        <script src="node_modules/doorman-js/dist/doorman.min.js"></script>

Default browser tests

Doorman tests the browser for support of the following features:

Test Name Doorman String value
Canvas canvas
Canvas Text canvas-text
Geolocation geolocation
History history
HTML5 Video video
HTML5 Input Types (search, number, range, tel, url, email) input-types
Local Storage local-storage
Offline offline
Input Autofocus autofocus
Input Placeholders placeholder
Web Workers web-workers

Note: The use of hyphens - is optional.

Basic usage

You'll want to place a script block in the <head>. Usually this is a bad idea, but in this case we want the script to execute early.

In general, the browser will pass if it is at least IE 10, or above.

IE9 also supports many modern features. If you'd like to support IE9, either check for specific features, or check the failedTest in the callback.


Basic test (IE 10+)

    // Redirect older browsers to whatbrowser.org (default redirect)

To redirect to a specific url

    // Redirect older browsers to foo.com
    doorman.check(function (result, redirect) {
      if (!result.valid) {

To check for a specific feature

    // Redirect browsers that do not support canvas to whatbrowser.org

To check for a couple of features

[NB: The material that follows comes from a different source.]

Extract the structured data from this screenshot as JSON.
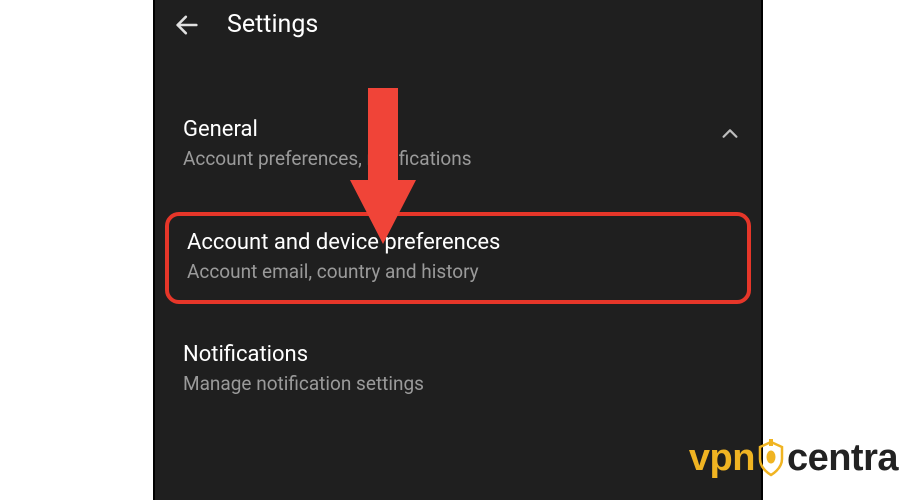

    // Redirect browsers that do not support canvas or history to whatbrowser.org
    doorman.check(['canvas', 'history']);
    // Note: you can also use chaining if you like that better, e.g.
    // doorman
    //   .check('canvas', function (result, redirect) {
    //     if (!result.valid) { 
    //       redirect('http://www.bar.com'); // will redirect to bar.com
    //     } 
    //   })
    //   .check('history');


Each .check() has an optional callback. Each callback will recieve a result and a redirect.

The result is an object that contains two properties: valid & failedTest. valid is whether or not the browser passed all of the tests and failedTest is a string indicating what test failed.

The redirect is a function that can be called to redirect the user.


doorman.check(function (result, redir) {
  // Only redirect if the browser doesn't support the canvas element
  if (!result.valid) {
    if (result.failedTest === 'canvas') {

This is not a polyfill library.

If Doorman detects that a modern feature is not supported natively in a user's browser, it will immediately redirect them to another page of your choosing. Only use this if you do not wish to support older browsers at all.

One example would be if you are developing an HTML5 game using the canvas element. Rather than injecting a dependency like KineticJs to support older versions of Internet Explorer, you can use Doorman to check for canvas support. If the feature is not supported natively by the user's browser, they will be redirected to another page like whatbrowser.org, giving them information about upgrading.

"I feel like people should be able to use whatever browser they want."

I agree, but I also think that developers have the right to refuse certain browsers if they don't want to support them.

"Fine. But what if I really want to support older browsers?"

Please check-out Modernizr.

Modernizr is a much more feature-rich browser feature detection library that will optionally allow you to add polyfills when a user's browser does not support a modern feature natively.

Feature detection vs. User-Agent

One technique to detect a user's browser is by reading the User-Agent. When a browser sends a request to a server, the server should be able to identify the requesting browser by reading the User-Agent string in the request header. However, since it is very easy for a user to change their User-Agent and they are, well, actually pretty weird to begin with, it is a widely-held belief that User-Agent is unreliable and should not be used for this purpose.

tl;dr: you can ask a browser for its name, but it can lie.

Feature detection is a reliable technique because you are literally testing to see if the requesting browser can do specific things not commonly found in older versions.

Special thanks

This project is mostly based on the excellent book Dive Into HTML5 by Mark Pilgrim, most notably, Chapter 2. Detecting HTML5 Features.